WORK REQUEST =>
Write the records out exactly, so that no picture remains in the copy.
(GIVEN DATA)
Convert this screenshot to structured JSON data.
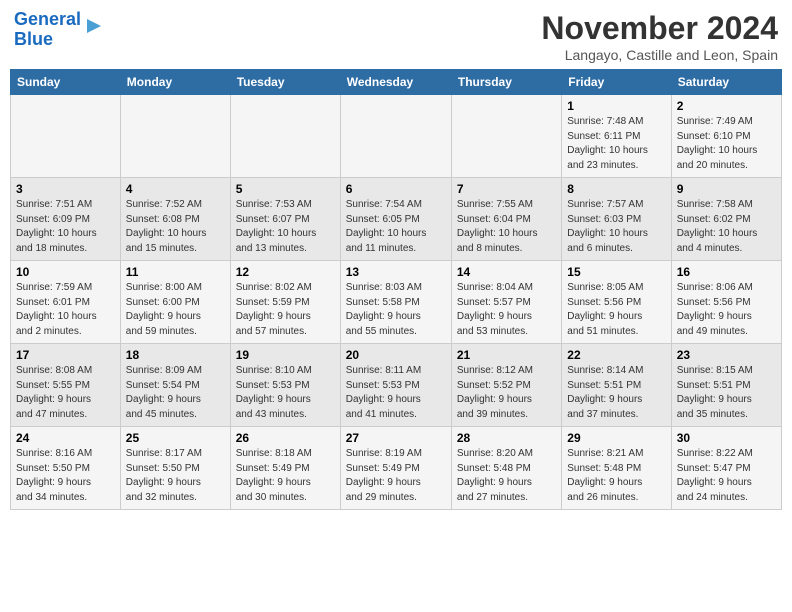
{
  "logo": {
    "line1": "General",
    "line2": "Blue"
  },
  "title": "November 2024",
  "location": "Langayo, Castille and Leon, Spain",
  "days_header": [
    "Sunday",
    "Monday",
    "Tuesday",
    "Wednesday",
    "Thursday",
    "Friday",
    "Saturday"
  ],
  "weeks": [
    [
      {
        "day": "",
        "info": ""
      },
      {
        "day": "",
        "info": ""
      },
      {
        "day": "",
        "info": ""
      },
      {
        "day": "",
        "info": ""
      },
      {
        "day": "",
        "info": ""
      },
      {
        "day": "1",
        "info": "Sunrise: 7:48 AM\nSunset: 6:11 PM\nDaylight: 10 hours\nand 23 minutes."
      },
      {
        "day": "2",
        "info": "Sunrise: 7:49 AM\nSunset: 6:10 PM\nDaylight: 10 hours\nand 20 minutes."
      }
    ],
    [
      {
        "day": "3",
        "info": "Sunrise: 7:51 AM\nSunset: 6:09 PM\nDaylight: 10 hours\nand 18 minutes."
      },
      {
        "day": "4",
        "info": "Sunrise: 7:52 AM\nSunset: 6:08 PM\nDaylight: 10 hours\nand 15 minutes."
      },
      {
        "day": "5",
        "info": "Sunrise: 7:53 AM\nSunset: 6:07 PM\nDaylight: 10 hours\nand 13 minutes."
      },
      {
        "day": "6",
        "info": "Sunrise: 7:54 AM\nSunset: 6:05 PM\nDaylight: 10 hours\nand 11 minutes."
      },
      {
        "day": "7",
        "info": "Sunrise: 7:55 AM\nSunset: 6:04 PM\nDaylight: 10 hours\nand 8 minutes."
      },
      {
        "day": "8",
        "info": "Sunrise: 7:57 AM\nSunset: 6:03 PM\nDaylight: 10 hours\nand 6 minutes."
      },
      {
        "day": "9",
        "info": "Sunrise: 7:58 AM\nSunset: 6:02 PM\nDaylight: 10 hours\nand 4 minutes."
      }
    ],
    [
      {
        "day": "10",
        "info": "Sunrise: 7:59 AM\nSunset: 6:01 PM\nDaylight: 10 hours\nand 2 minutes."
      },
      {
        "day": "11",
        "info": "Sunrise: 8:00 AM\nSunset: 6:00 PM\nDaylight: 9 hours\nand 59 minutes."
      },
      {
        "day": "12",
        "info": "Sunrise: 8:02 AM\nSunset: 5:59 PM\nDaylight: 9 hours\nand 57 minutes."
      },
      {
        "day": "13",
        "info": "Sunrise: 8:03 AM\nSunset: 5:58 PM\nDaylight: 9 hours\nand 55 minutes."
      },
      {
        "day": "14",
        "info": "Sunrise: 8:04 AM\nSunset: 5:57 PM\nDaylight: 9 hours\nand 53 minutes."
      },
      {
        "day": "15",
        "info": "Sunrise: 8:05 AM\nSunset: 5:56 PM\nDaylight: 9 hours\nand 51 minutes."
      },
      {
        "day": "16",
        "info": "Sunrise: 8:06 AM\nSunset: 5:56 PM\nDaylight: 9 hours\nand 49 minutes."
      }
    ],
    [
      {
        "day": "17",
        "info": "Sunrise: 8:08 AM\nSunset: 5:55 PM\nDaylight: 9 hours\nand 47 minutes."
      },
      {
        "day": "18",
        "info": "Sunrise: 8:09 AM\nSunset: 5:54 PM\nDaylight: 9 hours\nand 45 minutes."
      },
      {
        "day": "19",
        "info": "Sunrise: 8:10 AM\nSunset: 5:53 PM\nDaylight: 9 hours\nand 43 minutes."
      },
      {
        "day": "20",
        "info": "Sunrise: 8:11 AM\nSunset: 5:53 PM\nDaylight: 9 hours\nand 41 minutes."
      },
      {
        "day": "21",
        "info": "Sunrise: 8:12 AM\nSunset: 5:52 PM\nDaylight: 9 hours\nand 39 minutes."
      },
      {
        "day": "22",
        "info": "Sunrise: 8:14 AM\nSunset: 5:51 PM\nDaylight: 9 hours\nand 37 minutes."
      },
      {
        "day": "23",
        "info": "Sunrise: 8:15 AM\nSunset: 5:51 PM\nDaylight: 9 hours\nand 35 minutes."
      }
    ],
    [
      {
        "day": "24",
        "info": "Sunrise: 8:16 AM\nSunset: 5:50 PM\nDaylight: 9 hours\nand 34 minutes."
      },
      {
        "day": "25",
        "info": "Sunrise: 8:17 AM\nSunset: 5:50 PM\nDaylight: 9 hours\nand 32 minutes."
      },
      {
        "day": "26",
        "info": "Sunrise: 8:18 AM\nSunset: 5:49 PM\nDaylight: 9 hours\nand 30 minutes."
      },
      {
        "day": "27",
        "info": "Sunrise: 8:19 AM\nSunset: 5:49 PM\nDaylight: 9 hours\nand 29 minutes."
      },
      {
        "day": "28",
        "info": "Sunrise: 8:20 AM\nSunset: 5:48 PM\nDaylight: 9 hours\nand 27 minutes."
      },
      {
        "day": "29",
        "info": "Sunrise: 8:21 AM\nSunset: 5:48 PM\nDaylight: 9 hours\nand 26 minutes."
      },
      {
        "day": "30",
        "info": "Sunrise: 8:22 AM\nSunset: 5:47 PM\nDaylight: 9 hours\nand 24 minutes."
      }
    ]
  ]
}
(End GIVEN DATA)
OUTPUT FOR THIS TASK =>
Convert this screenshot to structured JSON data.
{
  "logo": {
    "line1": "General",
    "line2": "Blue"
  },
  "title": "November 2024",
  "location": "Langayo, Castille and Leon, Spain",
  "days_header": [
    "Sunday",
    "Monday",
    "Tuesday",
    "Wednesday",
    "Thursday",
    "Friday",
    "Saturday"
  ],
  "weeks": [
    [
      {
        "day": "",
        "info": ""
      },
      {
        "day": "",
        "info": ""
      },
      {
        "day": "",
        "info": ""
      },
      {
        "day": "",
        "info": ""
      },
      {
        "day": "",
        "info": ""
      },
      {
        "day": "1",
        "info": "Sunrise: 7:48 AM\nSunset: 6:11 PM\nDaylight: 10 hours\nand 23 minutes."
      },
      {
        "day": "2",
        "info": "Sunrise: 7:49 AM\nSunset: 6:10 PM\nDaylight: 10 hours\nand 20 minutes."
      }
    ],
    [
      {
        "day": "3",
        "info": "Sunrise: 7:51 AM\nSunset: 6:09 PM\nDaylight: 10 hours\nand 18 minutes."
      },
      {
        "day": "4",
        "info": "Sunrise: 7:52 AM\nSunset: 6:08 PM\nDaylight: 10 hours\nand 15 minutes."
      },
      {
        "day": "5",
        "info": "Sunrise: 7:53 AM\nSunset: 6:07 PM\nDaylight: 10 hours\nand 13 minutes."
      },
      {
        "day": "6",
        "info": "Sunrise: 7:54 AM\nSunset: 6:05 PM\nDaylight: 10 hours\nand 11 minutes."
      },
      {
        "day": "7",
        "info": "Sunrise: 7:55 AM\nSunset: 6:04 PM\nDaylight: 10 hours\nand 8 minutes."
      },
      {
        "day": "8",
        "info": "Sunrise: 7:57 AM\nSunset: 6:03 PM\nDaylight: 10 hours\nand 6 minutes."
      },
      {
        "day": "9",
        "info": "Sunrise: 7:58 AM\nSunset: 6:02 PM\nDaylight: 10 hours\nand 4 minutes."
      }
    ],
    [
      {
        "day": "10",
        "info": "Sunrise: 7:59 AM\nSunset: 6:01 PM\nDaylight: 10 hours\nand 2 minutes."
      },
      {
        "day": "11",
        "info": "Sunrise: 8:00 AM\nSunset: 6:00 PM\nDaylight: 9 hours\nand 59 minutes."
      },
      {
        "day": "12",
        "info": "Sunrise: 8:02 AM\nSunset: 5:59 PM\nDaylight: 9 hours\nand 57 minutes."
      },
      {
        "day": "13",
        "info": "Sunrise: 8:03 AM\nSunset: 5:58 PM\nDaylight: 9 hours\nand 55 minutes."
      },
      {
        "day": "14",
        "info": "Sunrise: 8:04 AM\nSunset: 5:57 PM\nDaylight: 9 hours\nand 53 minutes."
      },
      {
        "day": "15",
        "info": "Sunrise: 8:05 AM\nSunset: 5:56 PM\nDaylight: 9 hours\nand 51 minutes."
      },
      {
        "day": "16",
        "info": "Sunrise: 8:06 AM\nSunset: 5:56 PM\nDaylight: 9 hours\nand 49 minutes."
      }
    ],
    [
      {
        "day": "17",
        "info": "Sunrise: 8:08 AM\nSunset: 5:55 PM\nDaylight: 9 hours\nand 47 minutes."
      },
      {
        "day": "18",
        "info": "Sunrise: 8:09 AM\nSunset: 5:54 PM\nDaylight: 9 hours\nand 45 minutes."
      },
      {
        "day": "19",
        "info": "Sunrise: 8:10 AM\nSunset: 5:53 PM\nDaylight: 9 hours\nand 43 minutes."
      },
      {
        "day": "20",
        "info": "Sunrise: 8:11 AM\nSunset: 5:53 PM\nDaylight: 9 hours\nand 41 minutes."
      },
      {
        "day": "21",
        "info": "Sunrise: 8:12 AM\nSunset: 5:52 PM\nDaylight: 9 hours\nand 39 minutes."
      },
      {
        "day": "22",
        "info": "Sunrise: 8:14 AM\nSunset: 5:51 PM\nDaylight: 9 hours\nand 37 minutes."
      },
      {
        "day": "23",
        "info": "Sunrise: 8:15 AM\nSunset: 5:51 PM\nDaylight: 9 hours\nand 35 minutes."
      }
    ],
    [
      {
        "day": "24",
        "info": "Sunrise: 8:16 AM\nSunset: 5:50 PM\nDaylight: 9 hours\nand 34 minutes."
      },
      {
        "day": "25",
        "info": "Sunrise: 8:17 AM\nSunset: 5:50 PM\nDaylight: 9 hours\nand 32 minutes."
      },
      {
        "day": "26",
        "info": "Sunrise: 8:18 AM\nSunset: 5:49 PM\nDaylight: 9 hours\nand 30 minutes."
      },
      {
        "day": "27",
        "info": "Sunrise: 8:19 AM\nSunset: 5:49 PM\nDaylight: 9 hours\nand 29 minutes."
      },
      {
        "day": "28",
        "info": "Sunrise: 8:20 AM\nSunset: 5:48 PM\nDaylight: 9 hours\nand 27 minutes."
      },
      {
        "day": "29",
        "info": "Sunrise: 8:21 AM\nSunset: 5:48 PM\nDaylight: 9 hours\nand 26 minutes."
      },
      {
        "day": "30",
        "info": "Sunrise: 8:22 AM\nSunset: 5:47 PM\nDaylight: 9 hours\nand 24 minutes."
      }
    ]
  ]
}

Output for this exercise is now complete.